|A girl infected with polio learns to walk again at a UNICEF-sponsored support centre in Niamey, Niger.|
NEW YORK, 24 February 2005 – As part of a massive polio immunization drive across Africa, more than a million health workers will be travelling, by land, sea and air, house to house through 22 countries, to vaccinate roughly 100 million children. Warring factions in Sudan and Côte d’Ivoire, which are currently affected by ongoing civil conflicts, have guaranteed the safety of vaccinators as they travel deep into conflict zones to reach children in remote communities.
Supported by the Global Polio Eradication Initiative, a unique public-private partnership dedicated to a polio-free world, the massive campaign is part of the effort to stop the spread of polio by the end of this year and eradicate the virus completely by 2008. For many of the families which the vaccination teams will encounter, this will be their first contact with any international aid programme.
Since the launch of the Polio Eradication Initiative in 1988, the number of polio cases around the world has been slashed by 99 per cent, from 350,000 per year to just over 1,000 in 2004. Around 85 per cent of last year’s cases were in Africa, where an epidemic is reinfecting people in countries which had been free of the virus for some years.
There is huge support for the initiative among community and religious leaders, as well as families across the continent. When the campaign was suspended in Côte d’Ivoire in November 2004 due to the civil conflict, villagers donated their own fuel to fire generators to preserve the vaccines. There are major concerns that un-immunized refugees from Côte d’Ivoire, forced to flee from the violence there to camps in neighbouring Liberia, will take the virus with them; Liberia is currently free from polio.
Speaking in New York, UNICEF’s Chief of Health Pascal Villeneuve, said: “This year is going to be critical. Even though we are making progress, the fact remains that last year, apart from three endemic countries remaining endemic, 12 countries have been reinfected and of those countries, we’ve seen a re-establishment of the transmission of polio in five nations. It’s absolutely crucial that this campaign is successful.”
|© UNICEF Nigeria/HQ04-0731/YAHAYA|
|A child, held by his mother, receives a dose of oral polio vaccine as others look on, in Kwachiri, Nigeria.|
Polio immunization ground to a halt in northern Nigeria between autumn 2003 and July 2004 because of rumours about the safety of the vaccine. As a result, the number of young polio victims in the country more than doubled from during this time. This setback had grave consequences for Nigeria’s neighbours: eight cases of Nigerian polio were imported into Benin, which had been polio-free since 2000.
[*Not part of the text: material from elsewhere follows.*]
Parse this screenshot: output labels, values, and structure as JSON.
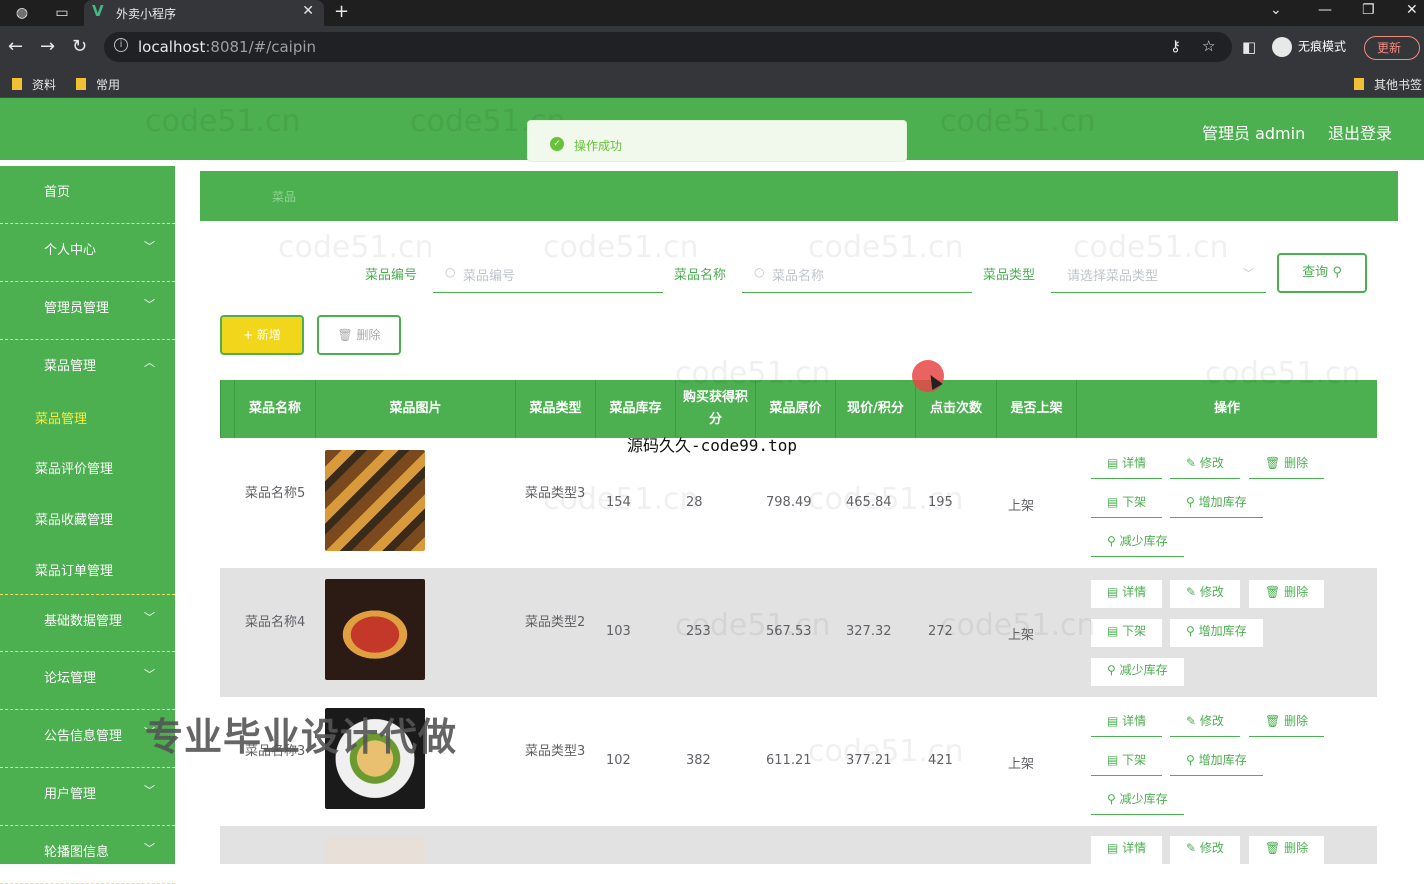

President Olusegun Obasanjo of Nigeria, who is also the President of the African Union, and his counterpart President Mathieu Kérékou of Benin met on 20 February to signal their support for the synchronized campaign, which kicks off in earnest on 25 February. The slogan for the day was: “Launch a final assault on polio!”
The ‘Children’s Parliaments’ of both Nigeria and Benin were represented at the meeting. Remarks delivered by children emphasized the importance of the campaign for them: “Today is a special day for Benin and Nigeria. All children under five years old, every one of our brothers and sisters, must be vaccinated. We represent the present and the future. Everyone must support the cause, working hand in hand to eradicate this disease.”
The ceremony closed as each President, in a show of solidarity, donned the traditional vaccinator’s uniform of the neighbouring country – a white cap in Benin and a green bib in Nigeria. As mothers brought their children forward with pride, each child received two drops of polio vaccine from the hands of their national leader.
There is still a $75 million shortfall in needed funding for critical immunization campaigns planned for 2005. A total of $200 million will be needed next year to help reach the goal of eradicating the virus worldwide by 2008.
23 February 2005: UNICEF’s Rachel Bonham Carter reports on the drive to end polio.